[Records drawn from a dataset]

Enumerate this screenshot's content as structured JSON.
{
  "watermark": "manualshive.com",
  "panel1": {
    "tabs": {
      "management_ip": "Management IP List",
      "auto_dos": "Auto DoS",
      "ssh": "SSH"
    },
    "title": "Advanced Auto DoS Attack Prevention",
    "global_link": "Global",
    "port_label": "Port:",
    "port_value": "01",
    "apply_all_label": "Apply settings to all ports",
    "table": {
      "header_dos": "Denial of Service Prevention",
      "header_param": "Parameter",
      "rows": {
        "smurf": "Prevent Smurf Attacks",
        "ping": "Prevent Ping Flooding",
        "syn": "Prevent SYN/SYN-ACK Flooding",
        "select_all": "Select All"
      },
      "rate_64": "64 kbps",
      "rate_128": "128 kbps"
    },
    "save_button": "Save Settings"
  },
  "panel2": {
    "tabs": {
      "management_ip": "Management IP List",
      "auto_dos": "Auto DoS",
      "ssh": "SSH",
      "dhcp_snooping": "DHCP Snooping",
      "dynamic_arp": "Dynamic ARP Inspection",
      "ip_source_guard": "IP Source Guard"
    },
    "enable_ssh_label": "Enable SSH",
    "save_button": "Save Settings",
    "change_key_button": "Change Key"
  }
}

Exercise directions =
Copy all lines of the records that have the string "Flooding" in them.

Expected answer =
        "ping": "Prevent Ping Flooding",
        "syn": "Prevent SYN/SYN-ACK Flooding",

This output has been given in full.